There are, however, a number of coping strategies you can both use to help protect your mental health and further, to show your support for the citizens of Ukraine, share both experts. “You may not be able to change the situation, but you can change the way you react to it with these simple steps,” shares Konstantoupolou.
1. Help where you can
Know this: You can’t the juggernaut of current affairs, but you can learn to live with bad news and make a difference where you can.
“Small acts such as signing a petition, donating clothes or sending money to large organisations may not stop bad things from happening, but they can assist you in feeling like you are helping the situation,” shares Konstantoupolou.
Do read our guide to how to support Ukraine, if you’re not sure how.
2. Talk to people
A problem shared is a problem halved, and talking about your anxiety can help you work through the emotions and perhaps get a clearer perspective, shares the psychologist.
“Other people may have a different take on a news story or the future outcome, and hearing their point of view could help you find a balanced perspective,” she shares.
3. Switch off
One of the best coping strategies?
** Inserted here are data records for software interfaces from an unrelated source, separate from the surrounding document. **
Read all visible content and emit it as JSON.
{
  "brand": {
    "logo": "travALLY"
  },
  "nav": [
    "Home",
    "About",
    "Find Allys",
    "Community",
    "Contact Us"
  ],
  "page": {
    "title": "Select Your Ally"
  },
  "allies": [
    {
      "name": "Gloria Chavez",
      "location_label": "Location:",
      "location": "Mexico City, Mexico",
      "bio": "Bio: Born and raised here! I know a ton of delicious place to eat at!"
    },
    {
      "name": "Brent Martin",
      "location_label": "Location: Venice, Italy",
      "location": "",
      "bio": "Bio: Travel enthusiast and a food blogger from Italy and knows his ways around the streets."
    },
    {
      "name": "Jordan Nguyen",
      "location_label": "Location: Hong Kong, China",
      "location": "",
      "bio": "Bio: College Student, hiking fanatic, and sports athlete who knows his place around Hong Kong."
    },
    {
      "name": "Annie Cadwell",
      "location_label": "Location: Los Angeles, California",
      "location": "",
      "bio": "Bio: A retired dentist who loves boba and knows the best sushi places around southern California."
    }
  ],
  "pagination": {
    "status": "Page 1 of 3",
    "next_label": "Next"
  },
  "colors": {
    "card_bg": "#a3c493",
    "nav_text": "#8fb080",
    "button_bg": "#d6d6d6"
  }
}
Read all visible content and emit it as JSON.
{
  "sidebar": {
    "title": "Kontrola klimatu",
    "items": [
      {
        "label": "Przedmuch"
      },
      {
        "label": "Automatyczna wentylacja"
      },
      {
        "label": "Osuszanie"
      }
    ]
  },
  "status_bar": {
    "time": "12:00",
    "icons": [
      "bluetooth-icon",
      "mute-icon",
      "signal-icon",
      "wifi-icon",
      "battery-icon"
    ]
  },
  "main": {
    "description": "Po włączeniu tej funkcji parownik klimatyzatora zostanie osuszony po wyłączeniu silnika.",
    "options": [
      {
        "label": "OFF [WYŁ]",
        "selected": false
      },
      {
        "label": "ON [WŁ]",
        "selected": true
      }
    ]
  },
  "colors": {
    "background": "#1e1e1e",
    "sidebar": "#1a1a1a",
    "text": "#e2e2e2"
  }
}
Taking a break from the coverage.
“Yes, it’s important to be informed about world events, but if it all becomes too much and is starting to damage your mental wellbeing, then taking a break from the coverage is key,” Konstantoupolou shares.
Try this: Reset your social media feeds, avoid news websites and turn off the TV for a few hours in the evening. A break from the constant media coverage can give you the headspace you need, plus will allow you to take the information in, acknowledge your thoughts and feelings towards it, and then decide how to act on it.
If you know that you have taken in the current news headlines and done everything you can to support the innocent citizens of Ukraine, know this: decompressing and making sure you are protecting your own mental health is one of the easiest ways you can help.
“In therapy, I encourage clients to close their eyes and imagine their mind as a clear blue sky with the occasional white cloud passing through it,” shares Marra. “Breathe slowly and deeply as you visualise the clouds floating gently past until they fade and disappear. Spending a few moments every day practicing this simple method can work wonders in restoring calm and clearing your mind.”